    • Jo Tondeur, Ruben Hermans,
    • Johan van Braak, Martin Valcke
    • Ghent University / Department of Educational Studies
    • Earli 2009
  • 2. Sample 527 teachers 68 primary schools Instruments Survey Demographics Grade 1 – 6 Sekse: 73% female Age: M = 38 Computer experience: M = 9 years
  • 3. Educational beliefs?
    • Psychological understandings, premises or propositions felt to be true (Richardson, 2003), t hrough multitudinous experiences (Nespor, 1987, Pajares, 1992).
    • Serve as personal guides in helping individuals to define and understand the world and themselves (Pajares, 1992) and allow us “to proceed as if the world makes perfectly good sense” (Cunningham, Schreiber, & Moss, 2005, 179).
    • Teachers’ beliefs are considered as relatively stable and act as a filter through which new knowledge and experiences are screened for meaning (Kagan, 1992; Nespor, 1987; Pajares, 1992)
  • 4. Linking computer use and educational beliefs
    • ICT integration cannot be restricted to merely technology-related factors, such as computer attitudes (Albirini, 2006; Shapka & Ferrari, 2003)
    • Teachers more easily accept innovations that are in accordance with their educational beliefs (Ertmer, 2005)
    • Constructivist beliefs foster computer use in education (e.g., Becker, 2001)
    • Which teacher beliefs are connected to which types of computer use?
  • 5. Teacher Beliefs Scale (Woolley, Benjamin, & Woolley, 2004)
    • “ I believe that expanding on students’ ideas is an effective way to build my curriculum.”
    • “ I involve students in evaluating their own work and setting their own goals.”
    • “ I make it a priority in my classroom to give students time to work together when I am not directing them”
  • 6. Teacher Beliefs Scale (Woolley, Benjamin, & Woolley , 2004)
    • “ I like to make curriculum choices for students because they can’t know what they need to learn.”
    • “ I teach subjects separately, although I’m aware of the overlap of content and skills.”
    • “ For assessment purposes, I’m interested in what students can do independently”
  • 7.  
  • 8.  
  • 9. Conclusion
    • T eachers’ belief profiles tend to be associated with different types of computer use
      • why teachers don’t make wider use of ICT?
      • Understanding of teacher beliefs is an important factor in supporting further ICT integration in education

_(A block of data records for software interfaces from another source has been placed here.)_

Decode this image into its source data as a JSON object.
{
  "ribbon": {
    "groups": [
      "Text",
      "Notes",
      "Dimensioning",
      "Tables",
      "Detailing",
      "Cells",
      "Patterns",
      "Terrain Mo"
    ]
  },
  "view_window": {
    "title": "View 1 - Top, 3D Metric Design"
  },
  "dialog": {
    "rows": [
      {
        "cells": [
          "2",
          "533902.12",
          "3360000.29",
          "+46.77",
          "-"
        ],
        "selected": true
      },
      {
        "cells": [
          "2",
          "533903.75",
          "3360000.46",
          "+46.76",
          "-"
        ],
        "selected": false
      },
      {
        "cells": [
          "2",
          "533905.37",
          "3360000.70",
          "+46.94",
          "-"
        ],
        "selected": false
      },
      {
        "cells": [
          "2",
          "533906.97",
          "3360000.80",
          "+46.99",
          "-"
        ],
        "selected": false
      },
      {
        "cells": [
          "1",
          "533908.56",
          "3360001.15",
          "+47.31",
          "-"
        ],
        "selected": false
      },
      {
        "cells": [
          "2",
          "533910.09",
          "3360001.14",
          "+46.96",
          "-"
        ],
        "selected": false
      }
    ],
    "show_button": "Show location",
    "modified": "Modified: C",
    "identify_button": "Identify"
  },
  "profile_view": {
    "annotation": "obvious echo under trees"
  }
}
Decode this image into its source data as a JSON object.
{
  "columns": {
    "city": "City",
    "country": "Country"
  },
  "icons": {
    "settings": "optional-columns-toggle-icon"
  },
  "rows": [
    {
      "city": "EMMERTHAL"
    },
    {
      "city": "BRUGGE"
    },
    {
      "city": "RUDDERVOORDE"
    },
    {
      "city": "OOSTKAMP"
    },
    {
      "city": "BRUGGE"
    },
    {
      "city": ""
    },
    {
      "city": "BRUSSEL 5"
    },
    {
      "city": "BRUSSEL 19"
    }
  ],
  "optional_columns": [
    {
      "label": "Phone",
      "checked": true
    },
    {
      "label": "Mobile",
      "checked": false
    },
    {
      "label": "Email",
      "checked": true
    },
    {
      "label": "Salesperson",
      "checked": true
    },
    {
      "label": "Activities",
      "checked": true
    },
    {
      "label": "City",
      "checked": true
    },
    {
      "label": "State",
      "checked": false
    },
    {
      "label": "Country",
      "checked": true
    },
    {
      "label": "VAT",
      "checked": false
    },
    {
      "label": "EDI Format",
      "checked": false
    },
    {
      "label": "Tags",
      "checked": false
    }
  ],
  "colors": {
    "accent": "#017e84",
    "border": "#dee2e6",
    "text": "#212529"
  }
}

    • multidimensional approach to structure the belief system and ICT use in class
  • 10. Papers ? Information ? Collaboration ? [email_address] [email_address] http://www.onderwijskunde.ugent.be/en/cv_tondeur.htm